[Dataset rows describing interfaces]

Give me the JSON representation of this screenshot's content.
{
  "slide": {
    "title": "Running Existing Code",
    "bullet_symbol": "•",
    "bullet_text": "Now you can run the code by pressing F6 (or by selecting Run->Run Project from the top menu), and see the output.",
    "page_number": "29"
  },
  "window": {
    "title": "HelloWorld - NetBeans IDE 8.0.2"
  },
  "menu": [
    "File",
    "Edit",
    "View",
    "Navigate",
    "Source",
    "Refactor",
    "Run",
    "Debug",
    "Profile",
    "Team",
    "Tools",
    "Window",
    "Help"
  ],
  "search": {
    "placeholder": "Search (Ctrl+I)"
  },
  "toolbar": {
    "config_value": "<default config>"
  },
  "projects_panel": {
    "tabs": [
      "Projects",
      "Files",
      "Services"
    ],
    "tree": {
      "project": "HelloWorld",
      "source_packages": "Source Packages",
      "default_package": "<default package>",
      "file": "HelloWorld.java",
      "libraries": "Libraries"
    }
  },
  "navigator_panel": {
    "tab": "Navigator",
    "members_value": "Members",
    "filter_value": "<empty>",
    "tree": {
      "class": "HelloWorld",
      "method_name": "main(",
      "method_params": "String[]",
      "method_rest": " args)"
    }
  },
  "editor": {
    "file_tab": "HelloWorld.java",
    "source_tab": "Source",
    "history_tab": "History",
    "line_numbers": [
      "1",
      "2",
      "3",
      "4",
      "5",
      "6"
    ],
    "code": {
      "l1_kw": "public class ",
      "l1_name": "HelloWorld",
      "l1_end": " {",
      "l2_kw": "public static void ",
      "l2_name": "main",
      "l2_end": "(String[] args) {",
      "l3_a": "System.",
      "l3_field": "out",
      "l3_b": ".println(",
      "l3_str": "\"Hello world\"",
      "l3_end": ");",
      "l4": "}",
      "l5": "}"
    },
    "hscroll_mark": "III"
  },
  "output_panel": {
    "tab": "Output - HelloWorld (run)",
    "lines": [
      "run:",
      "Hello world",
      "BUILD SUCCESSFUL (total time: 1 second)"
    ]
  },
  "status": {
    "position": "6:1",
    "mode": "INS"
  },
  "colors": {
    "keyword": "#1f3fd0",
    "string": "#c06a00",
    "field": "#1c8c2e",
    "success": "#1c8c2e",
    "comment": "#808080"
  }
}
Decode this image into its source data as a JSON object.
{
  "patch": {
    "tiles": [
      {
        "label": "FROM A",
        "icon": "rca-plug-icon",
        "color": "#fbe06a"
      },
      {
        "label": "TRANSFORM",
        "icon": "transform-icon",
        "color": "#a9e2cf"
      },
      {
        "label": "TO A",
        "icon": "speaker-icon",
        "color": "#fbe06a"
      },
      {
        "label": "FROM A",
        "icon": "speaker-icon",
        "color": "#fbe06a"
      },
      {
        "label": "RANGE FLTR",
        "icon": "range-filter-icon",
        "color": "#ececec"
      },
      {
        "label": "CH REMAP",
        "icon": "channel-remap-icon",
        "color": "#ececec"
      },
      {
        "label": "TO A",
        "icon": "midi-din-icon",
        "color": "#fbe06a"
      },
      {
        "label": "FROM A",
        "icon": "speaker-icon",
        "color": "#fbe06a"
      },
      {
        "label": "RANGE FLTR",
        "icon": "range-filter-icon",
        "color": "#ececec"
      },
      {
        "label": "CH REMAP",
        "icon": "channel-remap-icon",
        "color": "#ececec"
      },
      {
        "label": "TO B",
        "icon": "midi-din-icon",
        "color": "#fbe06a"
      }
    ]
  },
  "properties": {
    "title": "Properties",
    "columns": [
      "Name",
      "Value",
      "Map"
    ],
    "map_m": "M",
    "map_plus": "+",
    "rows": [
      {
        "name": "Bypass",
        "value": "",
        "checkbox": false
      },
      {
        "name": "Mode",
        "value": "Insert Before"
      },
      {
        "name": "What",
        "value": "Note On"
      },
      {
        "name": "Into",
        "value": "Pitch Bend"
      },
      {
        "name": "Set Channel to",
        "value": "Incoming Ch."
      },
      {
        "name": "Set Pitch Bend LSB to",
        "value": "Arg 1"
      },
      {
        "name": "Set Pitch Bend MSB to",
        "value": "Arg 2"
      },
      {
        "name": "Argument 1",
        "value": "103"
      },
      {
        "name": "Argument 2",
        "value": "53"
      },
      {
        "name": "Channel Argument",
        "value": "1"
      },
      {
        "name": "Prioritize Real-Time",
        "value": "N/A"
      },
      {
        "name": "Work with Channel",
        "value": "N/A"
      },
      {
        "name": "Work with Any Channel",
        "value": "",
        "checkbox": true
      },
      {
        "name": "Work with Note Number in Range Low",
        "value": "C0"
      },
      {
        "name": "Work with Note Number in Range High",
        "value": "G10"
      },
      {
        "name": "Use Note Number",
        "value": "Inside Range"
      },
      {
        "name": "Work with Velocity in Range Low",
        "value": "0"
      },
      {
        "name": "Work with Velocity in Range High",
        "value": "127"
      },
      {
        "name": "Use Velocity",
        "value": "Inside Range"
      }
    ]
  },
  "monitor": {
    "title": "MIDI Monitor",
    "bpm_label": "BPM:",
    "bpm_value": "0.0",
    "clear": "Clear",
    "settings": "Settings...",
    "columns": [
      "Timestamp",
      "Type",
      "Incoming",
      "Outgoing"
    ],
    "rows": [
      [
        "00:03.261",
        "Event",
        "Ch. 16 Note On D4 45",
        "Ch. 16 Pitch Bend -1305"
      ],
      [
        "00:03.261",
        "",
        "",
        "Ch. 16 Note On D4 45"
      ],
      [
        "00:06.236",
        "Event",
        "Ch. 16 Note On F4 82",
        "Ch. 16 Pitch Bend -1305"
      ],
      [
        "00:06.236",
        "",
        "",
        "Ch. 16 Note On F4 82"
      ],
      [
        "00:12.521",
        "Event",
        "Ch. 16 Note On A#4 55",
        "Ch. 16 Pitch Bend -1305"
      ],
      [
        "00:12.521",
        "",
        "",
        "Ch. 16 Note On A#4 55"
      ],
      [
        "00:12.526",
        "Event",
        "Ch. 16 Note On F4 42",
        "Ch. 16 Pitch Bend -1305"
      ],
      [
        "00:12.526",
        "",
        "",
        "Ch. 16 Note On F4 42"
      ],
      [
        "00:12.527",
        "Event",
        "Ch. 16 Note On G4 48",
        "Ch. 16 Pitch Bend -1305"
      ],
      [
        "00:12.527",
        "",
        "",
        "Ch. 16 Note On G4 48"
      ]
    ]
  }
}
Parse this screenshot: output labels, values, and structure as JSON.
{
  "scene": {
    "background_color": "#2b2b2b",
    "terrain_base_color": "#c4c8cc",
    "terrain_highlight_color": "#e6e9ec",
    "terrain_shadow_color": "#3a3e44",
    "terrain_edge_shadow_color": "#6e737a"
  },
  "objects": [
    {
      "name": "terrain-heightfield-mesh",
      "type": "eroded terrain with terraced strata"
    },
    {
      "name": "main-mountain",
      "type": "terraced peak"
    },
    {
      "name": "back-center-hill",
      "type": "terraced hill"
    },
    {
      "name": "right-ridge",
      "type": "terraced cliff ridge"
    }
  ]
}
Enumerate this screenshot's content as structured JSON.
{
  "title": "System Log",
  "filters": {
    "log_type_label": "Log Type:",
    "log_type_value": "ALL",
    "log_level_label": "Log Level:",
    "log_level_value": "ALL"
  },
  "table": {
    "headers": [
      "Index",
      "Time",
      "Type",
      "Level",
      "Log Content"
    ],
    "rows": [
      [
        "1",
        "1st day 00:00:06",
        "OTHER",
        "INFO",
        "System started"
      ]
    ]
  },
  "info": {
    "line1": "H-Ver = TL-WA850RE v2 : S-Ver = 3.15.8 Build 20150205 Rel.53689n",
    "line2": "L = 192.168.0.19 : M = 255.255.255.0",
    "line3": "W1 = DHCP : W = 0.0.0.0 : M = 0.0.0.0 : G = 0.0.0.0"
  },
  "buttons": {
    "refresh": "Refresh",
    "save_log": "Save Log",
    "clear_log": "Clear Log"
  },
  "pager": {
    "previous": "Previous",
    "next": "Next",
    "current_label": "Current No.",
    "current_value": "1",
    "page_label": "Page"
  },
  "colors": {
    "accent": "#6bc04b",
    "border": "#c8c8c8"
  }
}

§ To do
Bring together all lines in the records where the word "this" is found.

§ Solution
Give me the JSON representation of this screenshot's content.
Decode this image into its source data as a JSON object.
Parse this screenshot: output labels, values, and structure as JSON.
Enumerate this screenshot's content as structured JSON.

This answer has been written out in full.